Written by Nash Woods
The lifestyle choices that we make condition us to a particular pattern of movement that often are cause to imbalances or restrictions to our full potential function. Despite the fact that CrossFit has brought broad and varied fitness to all, traditional CrossFit programming has lead to signature deficiencies in many athletes that must be addressed. The vast majority of CrossFit movements could, hypothetically speaking, be performed in a telephone booth – they involve moving load and body up and down. This overuse of what is known as the sagittal plain leaves out training in other planes – forward, backward, side-to-side and rotation. One of the imbalances caused by this phenomena is the overuse and overdevelopment of the upper portion of the trapezius muscle. Look at any seasoned CrossFit-er and the signature large “traps” will likely be very apparent. Despite aesthetic appeal or preference, however, this overdevelopment of the upper trap muscle can be a primary factor contributing to shoulder pain or injury as a result of poor positioning. If this sounds familiar, here are a few ways to address this issue:
Bar/Ball Trap Smash
If the surrounding tissues are tight, the scapula are inhibited in their ability to use other musculature aside from the trap to stabilize the shoulder. The trap smash can be performed with either a ball or barbell in order to loosen tissue and restore safe range of motion to the shoulder, especially in an overhead position.
Place a barbell on top of the trap, perpendicular to your torso so that it crosses your body front to back. In order to maximize the “smash”, you can even load the bar and perform this exercise from a rack.

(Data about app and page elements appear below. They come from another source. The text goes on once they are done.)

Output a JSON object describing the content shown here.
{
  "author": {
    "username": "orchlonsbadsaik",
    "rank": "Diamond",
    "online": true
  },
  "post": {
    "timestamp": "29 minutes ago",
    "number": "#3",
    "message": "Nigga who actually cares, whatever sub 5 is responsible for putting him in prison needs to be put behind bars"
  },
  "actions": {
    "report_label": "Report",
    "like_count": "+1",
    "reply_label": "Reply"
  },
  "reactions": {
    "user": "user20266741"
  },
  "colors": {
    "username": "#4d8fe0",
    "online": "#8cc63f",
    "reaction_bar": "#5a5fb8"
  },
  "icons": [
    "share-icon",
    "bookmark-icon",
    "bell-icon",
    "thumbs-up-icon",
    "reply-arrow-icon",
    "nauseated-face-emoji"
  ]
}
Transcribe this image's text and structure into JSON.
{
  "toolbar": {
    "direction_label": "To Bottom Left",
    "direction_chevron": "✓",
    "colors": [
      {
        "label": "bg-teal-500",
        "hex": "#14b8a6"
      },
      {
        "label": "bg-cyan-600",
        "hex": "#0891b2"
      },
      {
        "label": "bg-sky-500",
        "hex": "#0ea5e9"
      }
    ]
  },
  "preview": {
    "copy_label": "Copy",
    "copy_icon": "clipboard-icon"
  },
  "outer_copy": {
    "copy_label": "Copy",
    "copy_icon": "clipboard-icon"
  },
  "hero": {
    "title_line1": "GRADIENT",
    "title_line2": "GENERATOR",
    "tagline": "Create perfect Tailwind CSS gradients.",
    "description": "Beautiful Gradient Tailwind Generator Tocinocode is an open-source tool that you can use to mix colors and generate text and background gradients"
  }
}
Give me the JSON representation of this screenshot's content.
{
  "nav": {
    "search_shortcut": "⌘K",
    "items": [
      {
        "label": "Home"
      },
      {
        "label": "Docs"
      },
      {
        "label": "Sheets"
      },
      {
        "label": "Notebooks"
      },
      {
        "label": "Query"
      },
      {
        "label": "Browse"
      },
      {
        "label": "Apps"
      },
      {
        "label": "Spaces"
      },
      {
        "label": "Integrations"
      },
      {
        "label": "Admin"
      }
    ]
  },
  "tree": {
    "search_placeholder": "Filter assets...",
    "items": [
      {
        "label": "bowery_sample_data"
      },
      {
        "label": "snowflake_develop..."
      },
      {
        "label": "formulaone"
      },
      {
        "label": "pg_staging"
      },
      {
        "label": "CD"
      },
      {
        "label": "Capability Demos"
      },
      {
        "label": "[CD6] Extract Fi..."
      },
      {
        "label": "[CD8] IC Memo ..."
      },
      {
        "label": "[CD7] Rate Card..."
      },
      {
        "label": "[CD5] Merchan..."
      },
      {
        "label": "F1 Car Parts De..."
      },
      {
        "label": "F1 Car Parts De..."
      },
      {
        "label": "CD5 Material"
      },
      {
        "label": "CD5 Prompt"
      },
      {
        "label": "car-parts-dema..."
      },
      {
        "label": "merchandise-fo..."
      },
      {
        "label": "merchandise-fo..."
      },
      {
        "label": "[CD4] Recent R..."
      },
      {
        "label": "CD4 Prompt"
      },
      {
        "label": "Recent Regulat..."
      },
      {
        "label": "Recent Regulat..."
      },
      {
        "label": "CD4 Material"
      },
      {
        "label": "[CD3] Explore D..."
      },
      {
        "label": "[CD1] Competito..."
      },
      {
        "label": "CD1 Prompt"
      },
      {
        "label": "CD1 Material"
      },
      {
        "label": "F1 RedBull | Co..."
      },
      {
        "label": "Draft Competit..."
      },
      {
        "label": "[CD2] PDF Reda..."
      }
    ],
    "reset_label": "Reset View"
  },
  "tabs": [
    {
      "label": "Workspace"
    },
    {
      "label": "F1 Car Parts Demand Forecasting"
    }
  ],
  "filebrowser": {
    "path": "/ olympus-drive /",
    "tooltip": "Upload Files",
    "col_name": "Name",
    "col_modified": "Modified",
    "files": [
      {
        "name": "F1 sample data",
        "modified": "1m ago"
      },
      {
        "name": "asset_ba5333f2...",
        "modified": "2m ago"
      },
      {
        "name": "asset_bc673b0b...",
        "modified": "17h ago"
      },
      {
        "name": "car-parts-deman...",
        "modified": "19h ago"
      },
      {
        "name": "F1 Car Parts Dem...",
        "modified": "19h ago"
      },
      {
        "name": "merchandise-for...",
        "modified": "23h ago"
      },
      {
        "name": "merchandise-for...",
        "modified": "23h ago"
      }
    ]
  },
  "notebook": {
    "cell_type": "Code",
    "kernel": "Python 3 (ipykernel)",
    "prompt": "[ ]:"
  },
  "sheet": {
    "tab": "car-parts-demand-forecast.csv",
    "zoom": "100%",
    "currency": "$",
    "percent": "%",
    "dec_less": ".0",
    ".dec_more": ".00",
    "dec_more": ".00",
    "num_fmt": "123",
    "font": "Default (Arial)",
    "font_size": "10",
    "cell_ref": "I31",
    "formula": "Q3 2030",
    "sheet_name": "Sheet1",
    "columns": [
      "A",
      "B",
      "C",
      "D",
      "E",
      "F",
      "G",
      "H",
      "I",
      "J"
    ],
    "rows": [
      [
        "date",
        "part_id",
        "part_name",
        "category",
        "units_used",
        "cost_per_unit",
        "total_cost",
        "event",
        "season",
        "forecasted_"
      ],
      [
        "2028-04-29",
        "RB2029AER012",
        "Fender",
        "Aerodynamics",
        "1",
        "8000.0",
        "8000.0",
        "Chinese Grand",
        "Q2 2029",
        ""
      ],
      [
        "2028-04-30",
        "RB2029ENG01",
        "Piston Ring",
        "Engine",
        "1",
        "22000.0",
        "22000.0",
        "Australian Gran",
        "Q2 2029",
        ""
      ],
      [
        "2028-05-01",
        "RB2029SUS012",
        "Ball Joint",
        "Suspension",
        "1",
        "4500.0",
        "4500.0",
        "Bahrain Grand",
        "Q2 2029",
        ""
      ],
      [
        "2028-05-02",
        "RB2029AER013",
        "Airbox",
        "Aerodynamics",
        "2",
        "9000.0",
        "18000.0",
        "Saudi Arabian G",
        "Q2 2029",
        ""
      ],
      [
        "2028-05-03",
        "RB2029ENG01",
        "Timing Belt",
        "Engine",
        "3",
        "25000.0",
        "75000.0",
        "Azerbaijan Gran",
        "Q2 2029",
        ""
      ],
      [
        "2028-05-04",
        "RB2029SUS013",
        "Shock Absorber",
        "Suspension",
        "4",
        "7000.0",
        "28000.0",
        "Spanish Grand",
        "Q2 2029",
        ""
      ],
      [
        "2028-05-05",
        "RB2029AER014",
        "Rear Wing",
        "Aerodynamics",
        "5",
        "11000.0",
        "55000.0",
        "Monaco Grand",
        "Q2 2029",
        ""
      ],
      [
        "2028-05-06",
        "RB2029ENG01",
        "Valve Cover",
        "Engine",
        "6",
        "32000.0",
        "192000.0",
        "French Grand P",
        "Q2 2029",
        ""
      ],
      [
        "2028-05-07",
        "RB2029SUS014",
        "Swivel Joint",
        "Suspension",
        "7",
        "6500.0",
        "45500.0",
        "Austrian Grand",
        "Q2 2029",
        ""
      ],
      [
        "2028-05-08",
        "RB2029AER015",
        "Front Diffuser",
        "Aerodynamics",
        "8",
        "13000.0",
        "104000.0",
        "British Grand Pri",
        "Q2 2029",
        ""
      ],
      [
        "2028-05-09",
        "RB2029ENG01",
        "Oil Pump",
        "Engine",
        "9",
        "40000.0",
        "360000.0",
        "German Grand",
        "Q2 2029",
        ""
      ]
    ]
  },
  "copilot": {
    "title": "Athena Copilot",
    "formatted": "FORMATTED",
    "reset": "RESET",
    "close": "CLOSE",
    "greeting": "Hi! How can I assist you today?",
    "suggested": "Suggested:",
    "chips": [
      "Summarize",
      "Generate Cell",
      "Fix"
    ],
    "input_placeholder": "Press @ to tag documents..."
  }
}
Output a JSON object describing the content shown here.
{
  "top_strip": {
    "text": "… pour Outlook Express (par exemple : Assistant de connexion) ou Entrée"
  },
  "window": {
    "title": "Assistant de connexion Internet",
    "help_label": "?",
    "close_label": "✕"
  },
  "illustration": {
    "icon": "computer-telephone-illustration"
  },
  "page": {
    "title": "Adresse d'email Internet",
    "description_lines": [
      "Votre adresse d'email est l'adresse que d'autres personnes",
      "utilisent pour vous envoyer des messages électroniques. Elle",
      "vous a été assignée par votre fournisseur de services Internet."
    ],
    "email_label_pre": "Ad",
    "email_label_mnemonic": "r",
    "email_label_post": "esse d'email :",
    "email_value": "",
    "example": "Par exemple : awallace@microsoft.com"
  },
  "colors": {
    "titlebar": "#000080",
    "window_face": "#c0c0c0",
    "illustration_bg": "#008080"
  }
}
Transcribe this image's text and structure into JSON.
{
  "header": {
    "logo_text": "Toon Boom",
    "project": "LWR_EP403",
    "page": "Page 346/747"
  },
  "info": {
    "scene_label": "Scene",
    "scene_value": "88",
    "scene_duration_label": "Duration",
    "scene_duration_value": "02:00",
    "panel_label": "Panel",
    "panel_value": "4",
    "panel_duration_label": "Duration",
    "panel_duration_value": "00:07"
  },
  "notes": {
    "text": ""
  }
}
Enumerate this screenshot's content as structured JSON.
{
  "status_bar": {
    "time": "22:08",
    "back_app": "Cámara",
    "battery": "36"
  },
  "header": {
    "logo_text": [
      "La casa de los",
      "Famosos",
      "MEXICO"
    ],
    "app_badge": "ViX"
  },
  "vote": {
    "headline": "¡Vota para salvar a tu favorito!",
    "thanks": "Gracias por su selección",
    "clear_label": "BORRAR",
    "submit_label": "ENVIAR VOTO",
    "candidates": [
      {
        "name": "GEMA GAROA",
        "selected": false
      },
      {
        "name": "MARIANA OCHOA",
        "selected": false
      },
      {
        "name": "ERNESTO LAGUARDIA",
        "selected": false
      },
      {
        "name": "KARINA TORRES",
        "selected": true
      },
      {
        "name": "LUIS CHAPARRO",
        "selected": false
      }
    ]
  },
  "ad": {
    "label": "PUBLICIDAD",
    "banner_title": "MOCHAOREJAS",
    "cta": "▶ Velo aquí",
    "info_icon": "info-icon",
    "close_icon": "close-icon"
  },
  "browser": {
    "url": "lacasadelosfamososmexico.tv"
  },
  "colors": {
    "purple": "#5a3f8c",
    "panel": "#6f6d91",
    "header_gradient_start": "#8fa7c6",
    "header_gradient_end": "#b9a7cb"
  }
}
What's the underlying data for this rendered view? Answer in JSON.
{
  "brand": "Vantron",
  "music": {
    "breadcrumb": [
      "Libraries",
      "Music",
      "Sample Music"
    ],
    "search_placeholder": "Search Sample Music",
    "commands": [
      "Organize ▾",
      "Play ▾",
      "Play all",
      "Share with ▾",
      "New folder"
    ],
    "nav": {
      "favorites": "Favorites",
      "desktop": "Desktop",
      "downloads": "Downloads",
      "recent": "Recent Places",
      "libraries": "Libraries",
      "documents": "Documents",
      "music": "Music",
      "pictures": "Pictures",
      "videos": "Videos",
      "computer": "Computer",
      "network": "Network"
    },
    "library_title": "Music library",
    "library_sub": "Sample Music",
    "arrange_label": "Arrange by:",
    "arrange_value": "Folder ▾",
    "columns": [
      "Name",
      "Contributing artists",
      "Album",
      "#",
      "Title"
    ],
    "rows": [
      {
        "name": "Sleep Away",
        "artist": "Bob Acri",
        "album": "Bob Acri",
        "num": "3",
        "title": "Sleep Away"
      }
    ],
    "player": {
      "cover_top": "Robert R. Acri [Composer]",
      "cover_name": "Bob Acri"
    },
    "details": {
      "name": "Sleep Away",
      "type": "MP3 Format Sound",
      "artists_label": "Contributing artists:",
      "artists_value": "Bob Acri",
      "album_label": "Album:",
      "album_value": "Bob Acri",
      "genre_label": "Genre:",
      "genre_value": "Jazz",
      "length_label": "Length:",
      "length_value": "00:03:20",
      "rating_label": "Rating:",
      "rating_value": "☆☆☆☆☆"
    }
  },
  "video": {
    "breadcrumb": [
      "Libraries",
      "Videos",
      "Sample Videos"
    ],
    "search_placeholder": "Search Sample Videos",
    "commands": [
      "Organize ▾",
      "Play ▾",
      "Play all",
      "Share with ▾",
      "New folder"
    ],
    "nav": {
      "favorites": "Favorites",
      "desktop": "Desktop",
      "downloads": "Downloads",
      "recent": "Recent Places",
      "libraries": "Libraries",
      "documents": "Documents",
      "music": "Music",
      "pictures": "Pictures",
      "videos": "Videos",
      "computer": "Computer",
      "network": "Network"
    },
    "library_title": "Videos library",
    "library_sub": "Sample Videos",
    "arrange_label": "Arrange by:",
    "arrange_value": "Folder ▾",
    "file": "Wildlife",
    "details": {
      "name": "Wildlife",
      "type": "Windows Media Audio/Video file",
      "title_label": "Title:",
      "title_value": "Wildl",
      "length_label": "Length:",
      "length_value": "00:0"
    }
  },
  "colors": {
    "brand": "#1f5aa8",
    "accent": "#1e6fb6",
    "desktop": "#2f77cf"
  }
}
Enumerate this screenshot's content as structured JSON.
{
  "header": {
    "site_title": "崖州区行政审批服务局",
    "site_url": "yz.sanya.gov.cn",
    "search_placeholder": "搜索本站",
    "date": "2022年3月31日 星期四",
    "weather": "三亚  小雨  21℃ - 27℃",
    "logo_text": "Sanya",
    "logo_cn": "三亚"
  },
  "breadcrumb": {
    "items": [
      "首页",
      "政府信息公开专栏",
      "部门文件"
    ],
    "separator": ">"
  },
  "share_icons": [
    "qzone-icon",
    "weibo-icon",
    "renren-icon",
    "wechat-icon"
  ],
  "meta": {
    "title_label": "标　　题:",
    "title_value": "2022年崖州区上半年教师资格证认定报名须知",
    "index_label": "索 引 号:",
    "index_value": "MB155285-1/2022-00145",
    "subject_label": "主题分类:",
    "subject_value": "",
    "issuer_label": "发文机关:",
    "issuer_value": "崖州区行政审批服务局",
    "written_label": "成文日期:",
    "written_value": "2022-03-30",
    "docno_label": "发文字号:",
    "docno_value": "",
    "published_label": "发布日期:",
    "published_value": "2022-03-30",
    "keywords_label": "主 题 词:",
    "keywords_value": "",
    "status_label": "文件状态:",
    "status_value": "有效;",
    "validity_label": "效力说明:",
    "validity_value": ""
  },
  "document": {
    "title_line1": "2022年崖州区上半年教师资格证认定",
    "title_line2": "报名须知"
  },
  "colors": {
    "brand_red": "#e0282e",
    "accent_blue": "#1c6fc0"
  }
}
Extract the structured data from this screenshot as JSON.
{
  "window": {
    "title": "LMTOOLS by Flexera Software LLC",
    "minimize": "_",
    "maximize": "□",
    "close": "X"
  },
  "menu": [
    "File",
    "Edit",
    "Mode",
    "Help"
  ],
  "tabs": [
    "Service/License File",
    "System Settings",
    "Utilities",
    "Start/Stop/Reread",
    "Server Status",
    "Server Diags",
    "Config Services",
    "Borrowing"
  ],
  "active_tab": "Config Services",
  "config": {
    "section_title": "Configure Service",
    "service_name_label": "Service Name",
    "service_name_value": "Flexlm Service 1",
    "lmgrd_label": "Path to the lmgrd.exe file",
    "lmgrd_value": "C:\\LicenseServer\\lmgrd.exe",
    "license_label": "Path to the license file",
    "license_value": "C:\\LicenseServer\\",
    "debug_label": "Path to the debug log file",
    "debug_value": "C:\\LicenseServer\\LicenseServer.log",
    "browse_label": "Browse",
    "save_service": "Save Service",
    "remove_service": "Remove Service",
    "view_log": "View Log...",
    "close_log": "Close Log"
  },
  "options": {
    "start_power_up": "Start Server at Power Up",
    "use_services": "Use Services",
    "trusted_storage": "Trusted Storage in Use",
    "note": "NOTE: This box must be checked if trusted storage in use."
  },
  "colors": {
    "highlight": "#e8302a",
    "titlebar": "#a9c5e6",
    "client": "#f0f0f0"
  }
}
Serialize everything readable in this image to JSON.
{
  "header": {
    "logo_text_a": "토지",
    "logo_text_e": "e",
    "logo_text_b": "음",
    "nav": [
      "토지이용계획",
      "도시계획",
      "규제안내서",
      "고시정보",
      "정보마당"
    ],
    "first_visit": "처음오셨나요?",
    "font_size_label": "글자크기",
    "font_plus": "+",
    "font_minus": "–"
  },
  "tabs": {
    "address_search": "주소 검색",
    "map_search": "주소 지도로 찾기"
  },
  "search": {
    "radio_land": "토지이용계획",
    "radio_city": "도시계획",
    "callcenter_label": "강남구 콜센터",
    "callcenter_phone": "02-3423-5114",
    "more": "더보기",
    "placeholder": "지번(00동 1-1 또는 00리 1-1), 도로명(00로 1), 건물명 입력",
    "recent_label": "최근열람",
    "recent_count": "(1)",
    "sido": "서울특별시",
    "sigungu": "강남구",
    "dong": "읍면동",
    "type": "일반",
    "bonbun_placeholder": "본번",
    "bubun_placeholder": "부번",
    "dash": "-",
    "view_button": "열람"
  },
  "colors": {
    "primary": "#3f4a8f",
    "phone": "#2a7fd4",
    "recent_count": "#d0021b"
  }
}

Once you have adjusted to adequate pressure, you should search for areas that feel most tense, identified by a greater sense of discomfort or pain. Once you find the target area, you will need to move the muscle against the barbell in order to break apart the matted tissue. This movement can be achieved by changing head position or moving your arm through it’s end range in all direction.
This same mobilization technique can be performed with a ball similar in size to a softball by leaning into a wall with the ball placed between the trap muscle and wall, although this practice is a little more challenging. Just like with the barbell, however, you should be searching for any areas that are more tense, tack the tissue down and create movement by moving your head and changing position of your arm and body.
Biceps and Triceps Openers
Loosening the upper trap is only a small part of fixing shoulder position. If the movement patterns that caused the upper trap to be overdeveloped continue, then no amount of passive mobilization and smashing will mend the problem in the long term. The key to making sure that the upper trap stays functional is to ensure that the rest of the musculature that stabilize the shoulders are developed properly. Integrating the biceps and triceps openers is an active approach to mobility in which the goal is to create new range of motion through tension, thus creating more functional and “usable” end ranges. These “openers” were created by Julien Pineau, founder of StrongFit and master of movement, to help individuals improve their proprioception and mobility.
The upper trap is countered by the lower trap and latissimus dorsi muscle, or the “lat.” The upward pull created by overdevelopment in the upper trap can be a leading cause of pain and dysfunction in the shoulder and the development of its antagonists are essential to restore proper function and reduce risk of injury.
Hand-over-hand rope pulls are a simple, yet highly effective, exercise to engage the lats with little direction needed to perform the exercise correctly. Performed at a high level of intensity, this exercise works well due to the fact that as fatigue sets in, lat engagement will increase and its effectiveness becomes better, not worse.
Bent-over barbell or dumbbell rows, as well as land-mine rows, are more technical movements, but an individual with a decent amount of proprioception can use them to build an excellent amount of strength in the mid back.
Our shoulders were made to function – to push and pull are basic matters of being human. If you experience shoulder pain, you’re not alone, but it doesn’t have to be something that robs you of your humanity. Before you hang up the towel to having “bad shoulders,” recognize the deficiencies that perhaps you’ve adapted through your choices of movement pattern and take the necessary steps to find balance and restore your body to pain-free, fundamental range of motion. If you do CrossFit and you’ve begun to experience shoulder pain, regularly practice and implement these given exercises and find functional freedom.